Records shown
━━━━━━━━━━━━━━━━━━━━
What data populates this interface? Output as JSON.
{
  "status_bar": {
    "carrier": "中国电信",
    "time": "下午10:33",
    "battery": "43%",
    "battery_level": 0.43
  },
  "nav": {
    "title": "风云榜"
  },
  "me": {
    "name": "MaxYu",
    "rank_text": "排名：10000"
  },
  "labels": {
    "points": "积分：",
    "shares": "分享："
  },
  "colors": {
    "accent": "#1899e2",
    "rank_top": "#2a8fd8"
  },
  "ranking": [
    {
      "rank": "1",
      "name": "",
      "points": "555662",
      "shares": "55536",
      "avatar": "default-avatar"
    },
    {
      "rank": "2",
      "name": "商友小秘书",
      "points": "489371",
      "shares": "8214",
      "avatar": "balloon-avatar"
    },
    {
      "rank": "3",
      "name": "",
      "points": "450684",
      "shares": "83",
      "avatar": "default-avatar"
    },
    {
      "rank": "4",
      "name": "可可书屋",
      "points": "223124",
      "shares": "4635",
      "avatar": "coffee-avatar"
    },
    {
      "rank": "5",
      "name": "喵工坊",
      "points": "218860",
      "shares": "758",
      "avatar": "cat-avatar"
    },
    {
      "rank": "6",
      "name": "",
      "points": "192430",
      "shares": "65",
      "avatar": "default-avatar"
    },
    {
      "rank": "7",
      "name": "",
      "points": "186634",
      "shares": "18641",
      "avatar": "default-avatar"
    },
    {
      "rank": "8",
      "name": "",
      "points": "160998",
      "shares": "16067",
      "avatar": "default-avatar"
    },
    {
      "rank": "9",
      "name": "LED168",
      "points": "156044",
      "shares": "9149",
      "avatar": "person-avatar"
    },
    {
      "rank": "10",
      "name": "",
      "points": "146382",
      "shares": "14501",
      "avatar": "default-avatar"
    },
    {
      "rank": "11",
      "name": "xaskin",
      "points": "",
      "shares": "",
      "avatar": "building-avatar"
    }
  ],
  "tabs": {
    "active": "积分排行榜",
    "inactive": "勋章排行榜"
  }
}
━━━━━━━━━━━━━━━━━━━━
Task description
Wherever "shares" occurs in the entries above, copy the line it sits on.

Task output
    "shares": "分享："
      "shares": "55536",
      "shares": "8214",
      "shares": "83",
      "shares": "4635",
      "shares": "758",
      "shares": "65",
      "shares": "18641",
      "shares": "16067",
      "shares": "9149",
      "shares": "14501",
      "shares": "",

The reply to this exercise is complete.